Johann Friedrich Agricola
Johann Friedrich Agricola was born Jan 4, 1720 at Dobitz, near Altenburg, Saxony.
His father was a judge, and his mother, Maria Magdalen Manke, a friend of Handel.
He began to learn music in his fifth year under a certain Martini. In 1738 he entered the University of Leipsiz when Gottsched was Professor of Rhetoric. But though he went through the regular course of ‘humanities’ he also studied music under Sebastian Bach, with whom he worked hard for three years.
After this he resided at Dresden and Berlin, at the latter from 1741 onwards, and studied the dramatic style under Graun and Hasse.

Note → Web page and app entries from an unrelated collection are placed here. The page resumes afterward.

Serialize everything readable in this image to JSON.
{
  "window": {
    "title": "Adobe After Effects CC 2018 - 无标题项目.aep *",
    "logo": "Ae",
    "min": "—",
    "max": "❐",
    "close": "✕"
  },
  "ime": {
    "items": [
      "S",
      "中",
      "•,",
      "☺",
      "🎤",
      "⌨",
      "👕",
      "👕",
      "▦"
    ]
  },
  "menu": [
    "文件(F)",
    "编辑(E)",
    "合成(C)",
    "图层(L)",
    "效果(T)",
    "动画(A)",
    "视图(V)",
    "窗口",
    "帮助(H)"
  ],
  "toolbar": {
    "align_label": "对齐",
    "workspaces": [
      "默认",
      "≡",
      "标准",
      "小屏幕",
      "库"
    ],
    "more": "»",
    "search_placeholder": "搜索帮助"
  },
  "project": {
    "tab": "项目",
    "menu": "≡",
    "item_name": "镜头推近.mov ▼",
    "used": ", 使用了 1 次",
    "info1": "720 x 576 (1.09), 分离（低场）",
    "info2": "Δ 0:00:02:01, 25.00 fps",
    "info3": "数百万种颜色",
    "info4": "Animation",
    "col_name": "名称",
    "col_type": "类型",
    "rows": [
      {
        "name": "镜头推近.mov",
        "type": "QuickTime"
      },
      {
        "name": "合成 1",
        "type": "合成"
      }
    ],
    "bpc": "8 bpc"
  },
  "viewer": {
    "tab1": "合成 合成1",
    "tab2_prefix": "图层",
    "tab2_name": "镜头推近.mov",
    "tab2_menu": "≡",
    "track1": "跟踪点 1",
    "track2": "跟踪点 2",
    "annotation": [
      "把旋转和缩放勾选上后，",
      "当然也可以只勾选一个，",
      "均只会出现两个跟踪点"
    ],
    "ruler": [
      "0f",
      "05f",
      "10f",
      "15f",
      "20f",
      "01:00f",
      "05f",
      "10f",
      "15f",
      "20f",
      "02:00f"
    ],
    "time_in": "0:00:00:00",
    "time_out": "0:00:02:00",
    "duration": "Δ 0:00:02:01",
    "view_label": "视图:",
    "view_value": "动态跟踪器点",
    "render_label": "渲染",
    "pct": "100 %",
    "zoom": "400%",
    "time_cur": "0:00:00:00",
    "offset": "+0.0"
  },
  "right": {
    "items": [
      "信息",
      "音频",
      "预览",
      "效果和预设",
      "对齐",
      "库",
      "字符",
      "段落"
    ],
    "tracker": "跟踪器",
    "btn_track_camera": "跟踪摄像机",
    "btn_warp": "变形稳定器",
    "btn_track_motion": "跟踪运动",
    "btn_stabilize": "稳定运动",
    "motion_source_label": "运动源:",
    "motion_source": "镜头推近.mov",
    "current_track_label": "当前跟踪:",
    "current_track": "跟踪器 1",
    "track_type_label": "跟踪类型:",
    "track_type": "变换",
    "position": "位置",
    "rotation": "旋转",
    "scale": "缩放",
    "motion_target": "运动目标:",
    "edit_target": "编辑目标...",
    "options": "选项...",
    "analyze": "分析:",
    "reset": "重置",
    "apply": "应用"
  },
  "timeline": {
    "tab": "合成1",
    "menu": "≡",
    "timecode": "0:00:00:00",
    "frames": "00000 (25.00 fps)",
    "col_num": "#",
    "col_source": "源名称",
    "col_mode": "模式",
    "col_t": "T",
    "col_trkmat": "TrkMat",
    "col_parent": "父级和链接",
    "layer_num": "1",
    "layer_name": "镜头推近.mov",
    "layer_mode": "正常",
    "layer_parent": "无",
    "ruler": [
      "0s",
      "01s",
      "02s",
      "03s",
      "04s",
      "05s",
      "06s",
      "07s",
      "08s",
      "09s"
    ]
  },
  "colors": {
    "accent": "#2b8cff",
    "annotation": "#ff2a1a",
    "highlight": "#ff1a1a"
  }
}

In 1749 he published two pamphlets on French and Italian tase in music under the pseudonym of Flavio Anicio Olibrio. In the following year a cantata of his, ‘Il Filosofo convinto in amore,’ was performed before Frederick the Great, and made such an impression on the king as to induce him to confer on Agricola th epost of Hof-componist (1751). He had an equal success with a second catnata, ‘La Ricamatrice.’
Agricola then married Signora Molteni, prima donna of the Berlin opera, and composed various operas for Dresden and Berlin, as well as much music for the Church and many arrangements of the king’s melodies. After the death of Graun (August 8, 1759) he was made director of the royal chapel; but without the title of ‘capell meister.’ There he remained till his death Dec 1, 1774.
Agricola’s compositions had no permanent success, nor were any printed excepting two psalms and some chorales. He had the reputation of being the best organ player in Berlin, and a good teacher of singing. He translated with much skill Tosi’s opinioni de’ Cantori, and made some additions of value to Adlung’s Musica mechanica organoedi.